“It is the fastest moving message within the Church,” Mr Canavan says. “It’s really grown, and it will continue to grow.”

Those who are touched by the message of Divine Mercy, as Mr Canavan was, often cite a passage in the Diary that gives them courage and inspiration to work tirelessly at promoting the devotion:

“Souls who spread the honour of My mercy I shield through their entire lives as a tender mother her infant, and at the hour of death I will not be a Judge for them, but the Merciful Saviour,” (par. 1075).

Australia even has its own Divine Mercy Shrine, located 20km south of Tarcutta, NSW. The Shrine is part of the Wagga Wagga Diocese, and its leader, Bishop Gerard Hanna, will say Mass at the Shrine on Divine Mercy Sunday.

The Shrine’s caretaker Damian Tetley says in the seven years that he and his family have maintained the property, the devotion has grown significantly.

“The Shrine has really established Divine Mercy in the diocese, because most parishes now have some sort of devotion to Divine Mercy,” he says.

There is also a Shrine of Divine Mercy in Keysborough, Victoria, which is home to the local Polish Catholic community.
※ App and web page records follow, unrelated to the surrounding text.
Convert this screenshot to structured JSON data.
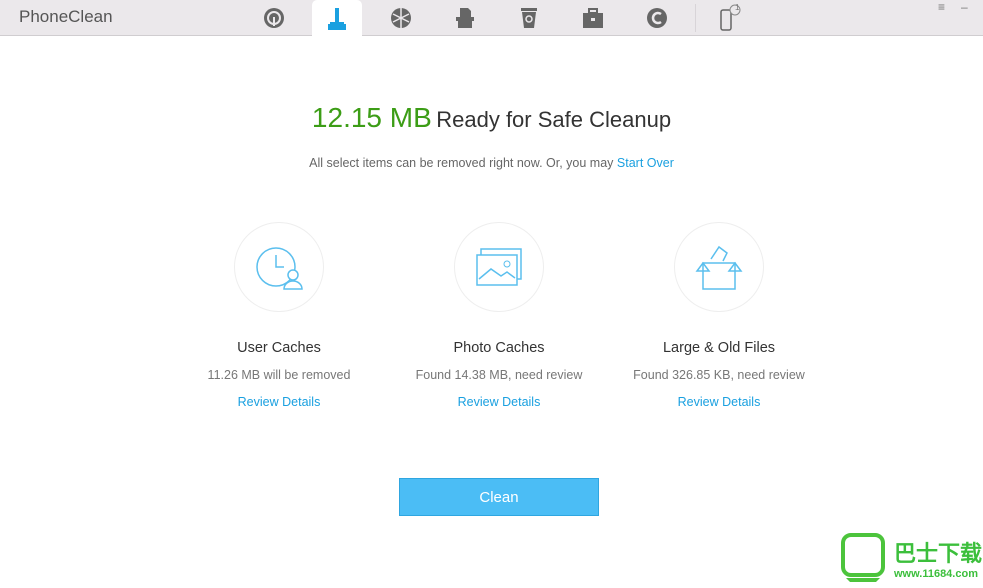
{
  "app": {
    "title": "PhoneClean"
  },
  "toolbar": {
    "tabs": [
      {
        "icon": "signal-icon"
      },
      {
        "icon": "broom-icon",
        "active": true
      },
      {
        "icon": "globe-icon"
      },
      {
        "icon": "shredder-icon"
      },
      {
        "icon": "recycle-bin-icon"
      },
      {
        "icon": "toolbox-icon"
      },
      {
        "icon": "restore-icon"
      }
    ],
    "device_badge": "1",
    "menu": "≡",
    "minimize": "–",
    "accent": "#1aa0e0"
  },
  "main": {
    "size": "12.15 MB",
    "ready": "Ready for Safe Cleanup",
    "sub": "All select items can be removed right now. Or, you may ",
    "start_over": "Start Over",
    "cards": [
      {
        "name": "User Caches",
        "desc": "11.26 MB will be removed",
        "link": "Review Details"
      },
      {
        "name": "Photo Caches",
        "desc": "Found 14.38 MB, need review",
        "link": "Review Details"
      },
      {
        "name": "Large & Old Files",
        "desc": "Found 326.85 KB, need review",
        "link": "Review Details"
      }
    ],
    "clean": "Clean"
  },
  "watermark": {
    "title": "巴士下载",
    "url": "www.11684.com"
  }
}
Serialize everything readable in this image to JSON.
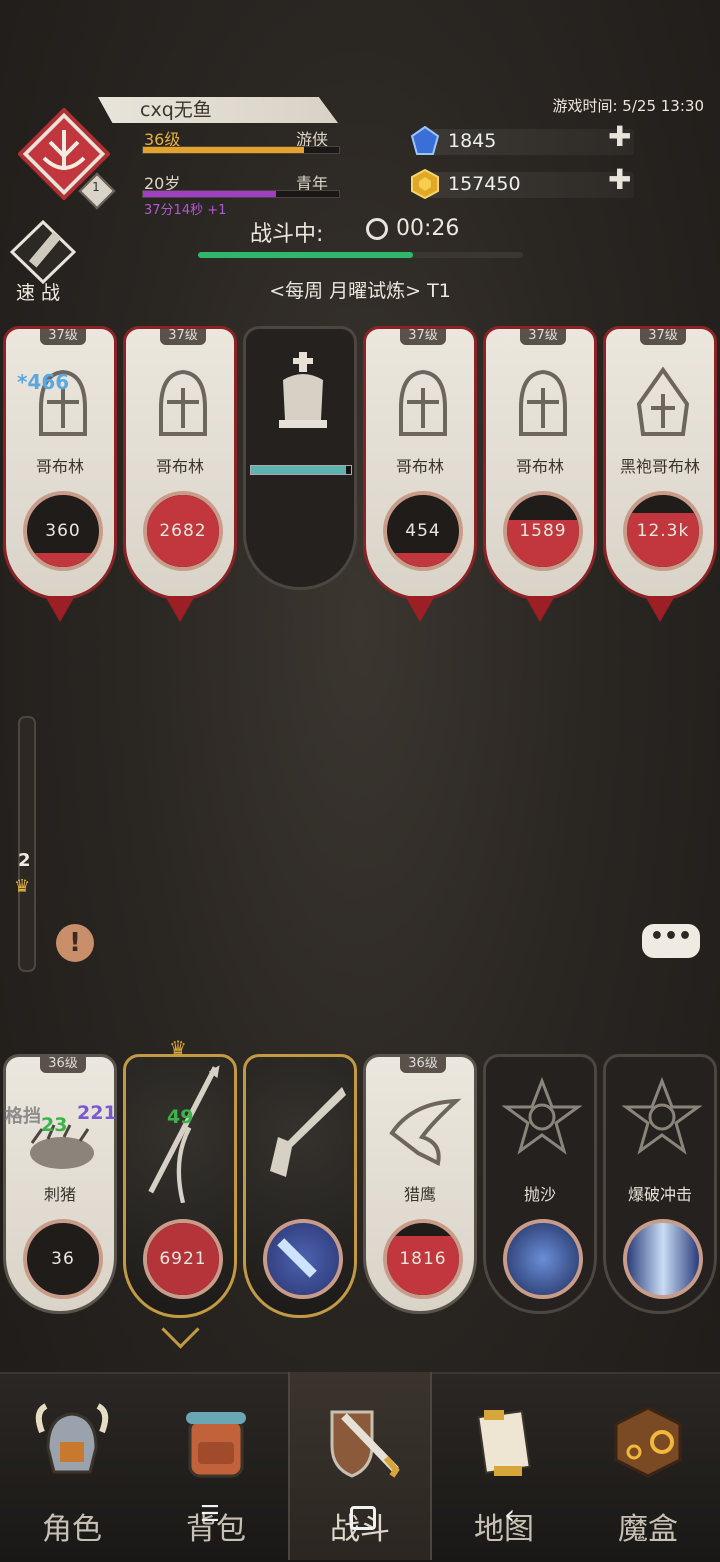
{
  "player": {
    "name": "cxq无鱼",
    "level_label": "36级",
    "class_label": "游侠",
    "level_progress": 0.82,
    "age_label": "20岁",
    "stage_label": "青年",
    "age_progress": 0.68,
    "age_sub": "37分14秒 +1",
    "badge": "1"
  },
  "game_time": "游戏时间: 5/25 13:30",
  "resources": {
    "gems": "1845",
    "gold": "157450"
  },
  "battle": {
    "status_label": "战斗中:",
    "timer": "00:26",
    "progress": 0.66,
    "quick_label": "速战",
    "stage_title": "<每周 月曜试炼> T1"
  },
  "enemies": [
    {
      "level": "37级",
      "name": "哥布林",
      "hp": "360",
      "hp_frac": 0.2,
      "float": "*466"
    },
    {
      "level": "37级",
      "name": "哥布林",
      "hp": "2682",
      "hp_frac": 1.0,
      "float": ""
    },
    {
      "level": "",
      "name": "",
      "hp": "",
      "hp_frac": 0.95,
      "float": ""
    },
    {
      "level": "37级",
      "name": "哥布林",
      "hp": "454",
      "hp_frac": 0.2,
      "float": ""
    },
    {
      "level": "37级",
      "name": "哥布林",
      "hp": "1589",
      "hp_frac": 0.65,
      "float": ""
    },
    {
      "level": "37级",
      "name": "黑袍哥布林",
      "hp": "12.3k",
      "hp_frac": 0.75,
      "float": ""
    }
  ],
  "allies": [
    {
      "level": "36级",
      "name": "刺猪",
      "hp": "36",
      "float": "23",
      "float2": "格挡",
      "float3": "221"
    },
    {
      "level": "",
      "name": "",
      "hp": "6921",
      "float": "49"
    },
    {
      "level": "",
      "name": "",
      "hp": "",
      "float": ""
    },
    {
      "level": "36级",
      "name": "猎鹰",
      "hp": "1816",
      "float": ""
    },
    {
      "level": "",
      "name": "抛沙",
      "hp": "",
      "float": ""
    },
    {
      "level": "",
      "name": "爆破冲击",
      "hp": "",
      "float": ""
    }
  ],
  "side": {
    "wave_num": "2"
  },
  "nav": [
    {
      "label": "角色",
      "icon": "helmet-icon"
    },
    {
      "label": "背包",
      "icon": "backpack-icon"
    },
    {
      "label": "战斗",
      "icon": "sword-shield-icon"
    },
    {
      "label": "地图",
      "icon": "scroll-icon"
    },
    {
      "label": "魔盒",
      "icon": "magic-box-icon"
    }
  ],
  "colors": {
    "accent_red": "#c2373d",
    "gold": "#e6b23a",
    "purple": "#b05ad0",
    "green": "#2fb86b"
  }
}
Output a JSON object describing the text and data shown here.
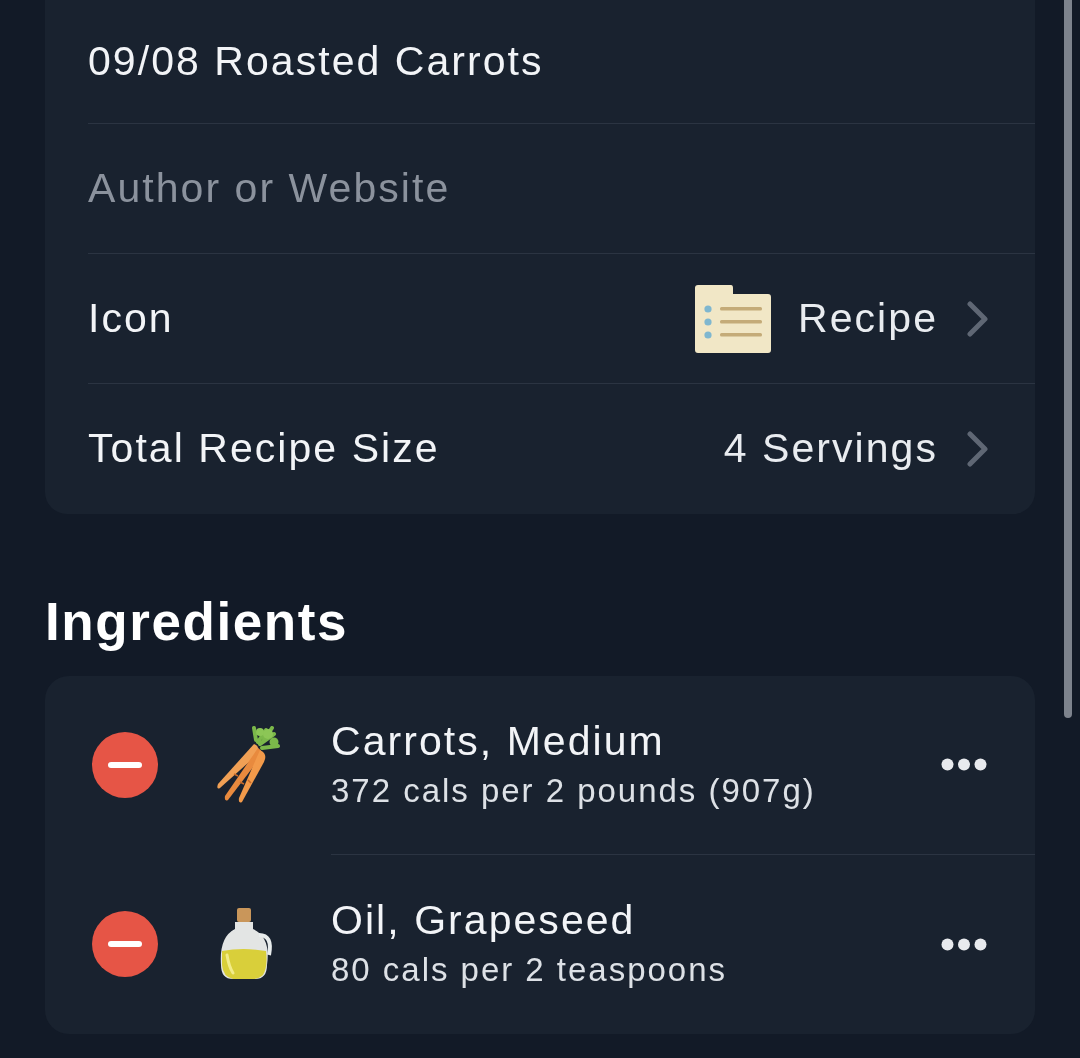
{
  "details": {
    "title_field": {
      "value": "09/08 Roasted Carrots"
    },
    "author_field": {
      "placeholder": "Author or Website"
    },
    "rows": [
      {
        "kind": "icon",
        "label": "Icon",
        "value": "Recipe"
      },
      {
        "kind": "size",
        "label": "Total Recipe Size",
        "value": "4 Servings"
      }
    ]
  },
  "ingredients": {
    "heading": "Ingredients",
    "items": [
      {
        "kind": "carrot",
        "name": "Carrots, Medium",
        "calories": "372 cals per 2 pounds (907g)"
      },
      {
        "kind": "oil",
        "name": "Oil, Grapeseed",
        "calories": "80 cals per 2 teaspoons"
      }
    ]
  }
}
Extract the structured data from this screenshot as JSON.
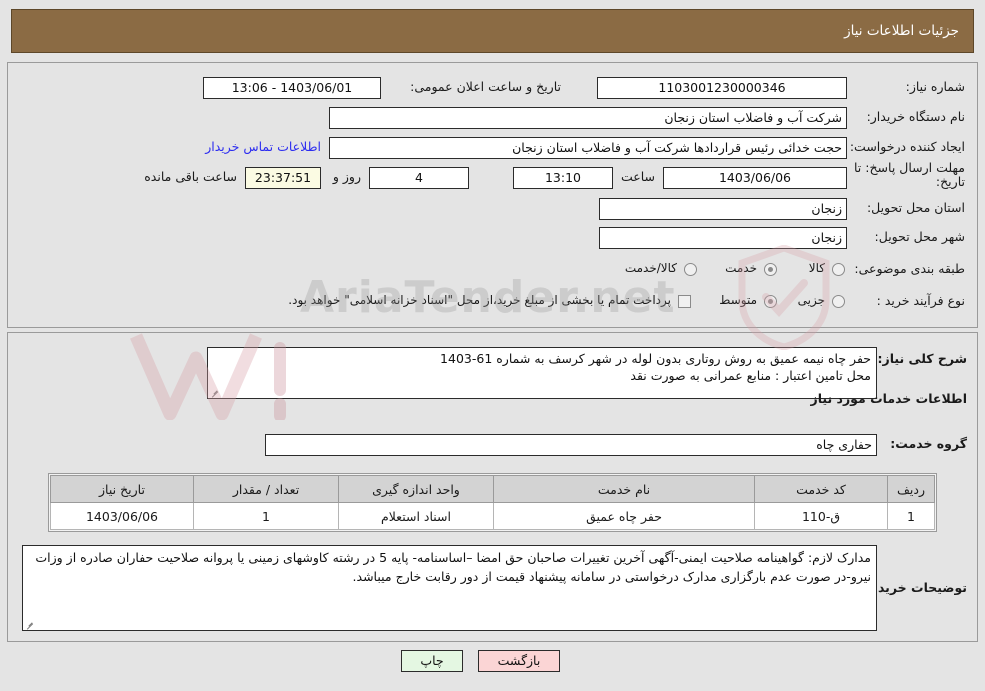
{
  "header": {
    "title": "جزئیات اطلاعات نیاز"
  },
  "watermark": {
    "text": "AriaTender.net"
  },
  "top_panel": {
    "need_number": {
      "label": "شماره نیاز:",
      "value": "1103001230000346"
    },
    "announce": {
      "label": "تاریخ و ساعت اعلان عمومی:",
      "value": "1403/06/01 - 13:06"
    },
    "buyer_org": {
      "label": "نام دستگاه خریدار:",
      "value": "شرکت آب و فاضلاب استان زنجان"
    },
    "requester": {
      "label": "ایجاد کننده درخواست:",
      "value": "حجت  خدائی رئیس قراردادها شرکت آب و فاضلاب استان زنجان"
    },
    "contact_link": "اطلاعات تماس خریدار",
    "deadline": {
      "label": "مهلت ارسال پاسخ: تا تاریخ:",
      "date": "1403/06/06",
      "hour_label": "ساعت",
      "time": "13:10",
      "days": "4",
      "days_label": "روز و",
      "timer": "23:37:51",
      "timer_label": "ساعت باقی مانده"
    },
    "province": {
      "label": "استان محل تحویل:",
      "value": "زنجان"
    },
    "city": {
      "label": "شهر محل تحویل:",
      "value": "زنجان"
    },
    "category": {
      "label": "طبقه بندی موضوعی:",
      "options": [
        "کالا",
        "خدمت",
        "کالا/خدمت"
      ],
      "selected": "خدمت"
    },
    "purchase_type": {
      "label": "نوع فرآیند خرید :",
      "options": [
        "جزیی",
        "متوسط"
      ],
      "selected": "متوسط",
      "checkbox_label": "پرداخت تمام یا بخشی از مبلغ خرید،از محل \"اسناد خزانه اسلامی\" خواهد بود.",
      "checkbox_checked": false
    }
  },
  "bottom_panel": {
    "need_desc": {
      "label": "شرح کلی نیاز:",
      "value": "حفر چاه نیمه عمیق به روش روتاری بدون لوله در شهر کرسف به شماره 61-1403\nمحل تامین اعتبار : منابع عمرانی به صورت نقد"
    },
    "section_title": "اطلاعات خدمات مورد نیاز",
    "service_group": {
      "label": "گروه خدمت:",
      "value": "حفاری چاه"
    },
    "table": {
      "columns": [
        "ردیف",
        "کد خدمت",
        "نام خدمت",
        "واحد اندازه گیری",
        "تعداد / مقدار",
        "تاریخ نیاز"
      ],
      "rows": [
        [
          "1",
          "ق-110",
          "حفر چاه عمیق",
          "اسناد استعلام",
          "1",
          "1403/06/06"
        ]
      ]
    },
    "buyer_notes": {
      "label": "توضیحات خریدار:",
      "value": "مدارک لازم: گواهینامه صلاحیت ایمنی-آگهی آخرین تغییرات صاحبان حق امضا –اساسنامه- پایه 5 در رشته کاوشهای زمینی یا پروانه صلاحیت حفاران صادره از وزات نیرو-در صورت عدم بارگزاری مدارک درخواستی در سامانه پیشنهاد قیمت از دور رقابت خارج میباشد."
    }
  },
  "footer": {
    "back_button": "بازگشت",
    "print_button": "چاپ"
  }
}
A Holy Door for the Jubilee Year of Mercy was opened at the Shrine on December 8 last year.

And in rural Western Australia, building of the State’s first Church to be named after the Divine Mercy commenced in 2011.

Further, more and more parishes right around the country have set up regular times to pray the Divine Mercy chaplet, sometimes weekly, other times monthly.

In the Archdiocese of Canberra and Goulburn, a special celebration on the Feast of Divine Mercy has been held at St Clement’s Monastery in Galong every year since 2004.

While knowledge of the devotion is clearly growing in Australia and around the world, the message of Divine Mercy is still foreign to many others.

But in this Extraordinary Jubilee Year of Mercy, which will feature a World Youth Day in Poland, St Faustina’s homeland, there could be no better time to discover the devotion that Pope Emeritus Benedict XVI described as “a central message for our time”.

The work of the saint who Jesus called “the secretary” of his mercy is far from over.